  4. Theresa May has been accused of leaving the City of London ‘in the dark’ after the Government admitted a long-expected paper setting out its trade goals for financial services after Brexit may never be published. Chair of the Treasury Committee, Nicky Morgan MP has criticised this. Meanwhile, according to CBI research, a majority of UK companies are gearing up for a no-deal Brexit, as time runs out for the Government to provide clarity on a transition period with the EU post-March 2019, or the shape of a future trade deal. AFME has published a report considering the key cliff edge risks of Brexit in wholesale financial services.
  5. Writing in The Times, Liam Fox has argued that 90% of future global economy growth is to be outside the EU, and Brexit means Britain can benefit from this. However the Department for International Trade has been accused of falling behind on its tight schedule and risking the future of British business in a critical report by the National Audit Office, Whitehall’s spending watchdog.
  6. The Commons Culture, Media and Sport Committee has published a report on the potential impact of Brexit on the creative industries, tourism and the digital single market.
  7. The European Commission has published a notice to stakeholders considering Brexit and EU rules in the field of industrial products.
  8. Charles Li, CEO of Hong Kong Exchanges and Clearing, has stated that Brexit has stalled plans for an exchange tie-up between Hong Kong and London as the European regulator has dragged its feet on approving the deal.
  9. Danish Minister of Finance Kristian Jenson has stated that he is determined that the UK’s imminent EU exit will not mean Denmark has to pay more to the bloc.
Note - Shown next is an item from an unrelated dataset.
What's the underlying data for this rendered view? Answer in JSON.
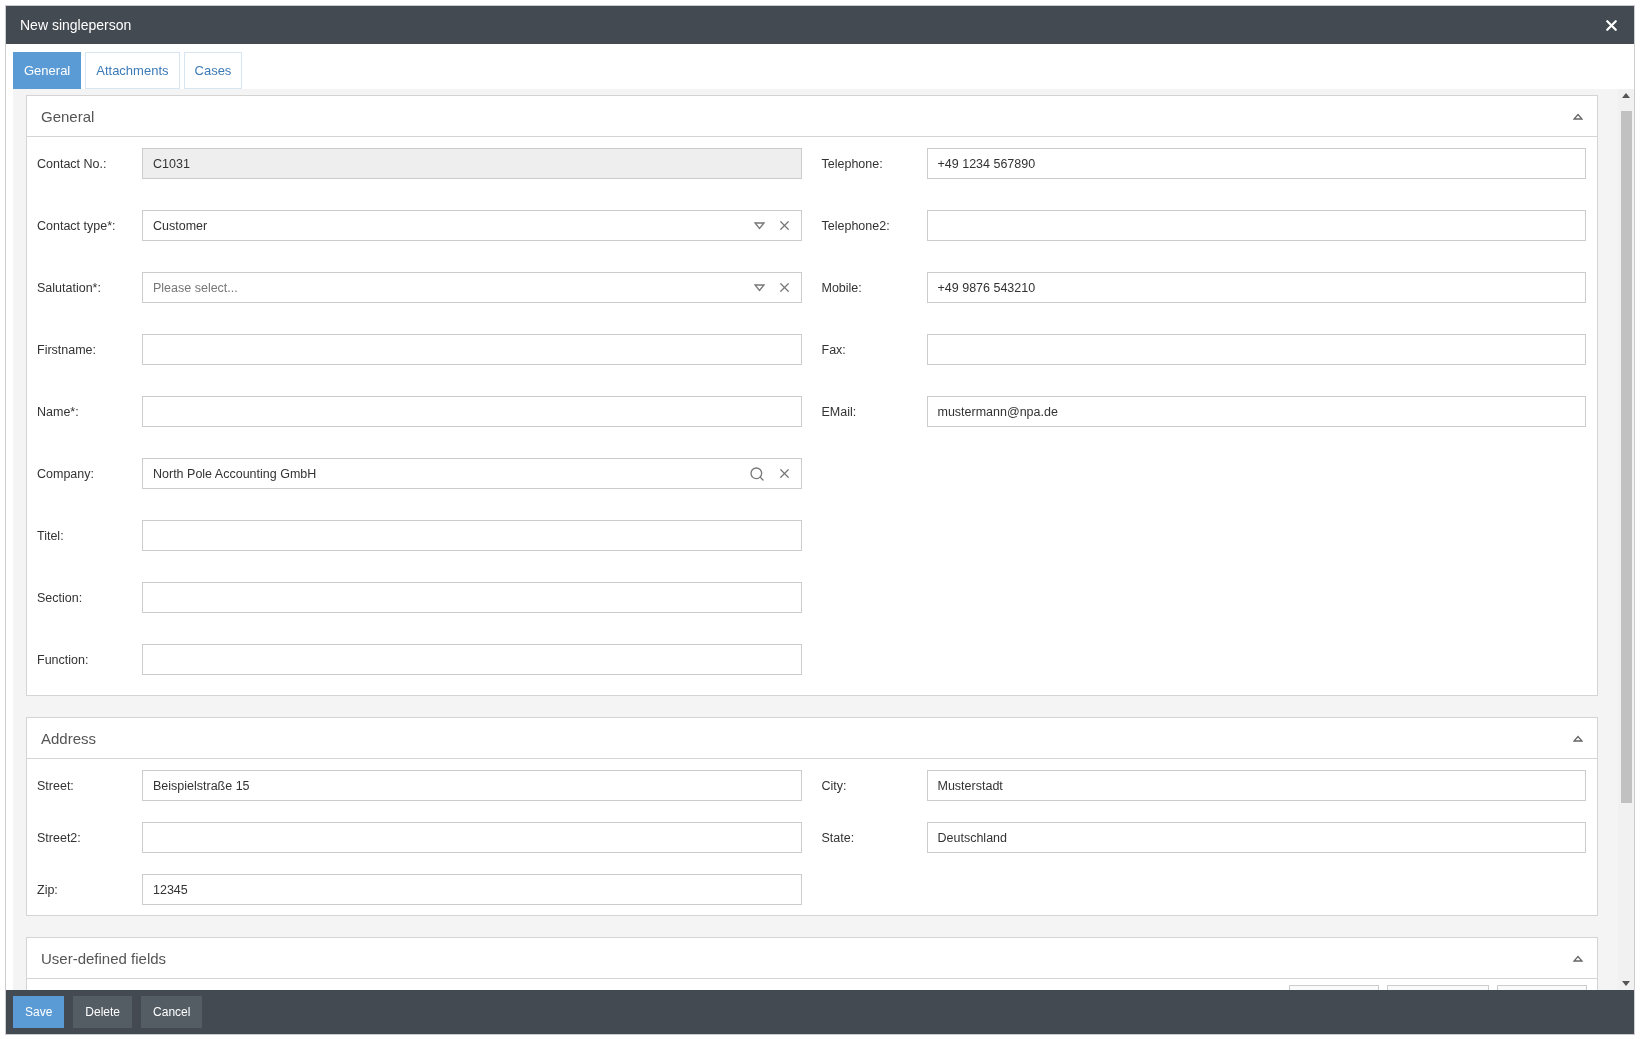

Brexit as it affects Practice Areas:

Competition and Regulatory

The Lords EU Internal Market Sub-Committee has published written evidence submitted by barristers Rhodri Thompson QC, Christopher Brown, Nicholas Gibson and Anita Davies in its inquiry on the impact of Brexit on UK competition policy.


The European Commission has published a notice to stakeholders considering the impact of the UK withdrawal and EU rules in the field of substances of human origin (blood, tissues and cells, and organs).

The Commission has also published a notice to marketing authorisation holders of centrally authorised medicinal products for human and veterinary use.

Jeremy Hunt, Secretary of State for Health, has admitted that the supply of EU cancer drugs to the UK could be disrupted if Brexit talks break down.


Brugel has published a discussion entitled People on the move: migration and mobility in the European Union.

According to Thomas Roulet for the LSE Politics and Policy blog has published a discussion of how EU citizens in Britain are already being stigmatized, and argues that it’s likely to get worse.

Under proposals reportedly being discussed at the European Commission, Brussels could seek the moral high ground by covering the application costs of EU nationals seeking settled status in the UK after Brexit.

Guy Verhofstadt claims UK will not be able to fully take back control of its borders until 2021 at the earliest.

Human Rights, Equality and Discrimination

Jonathan Cooper OBE has written a piece for The Guardian discussing the specific threat posed to LGBT rights by Brexit.


The Times reports on the launch of Theresa May’s post-Brexit environmental plan, warning that Brexit us unlikely to boost the environment, and clarity is required on how EU green regulations will be replicated.

A coalition of leading environmental groups, including Friends of the Earth and the National Trust, has said there is a “significant risk” that British environmental protections will be reduced after Brexit, despite the government’s positive rhetoric.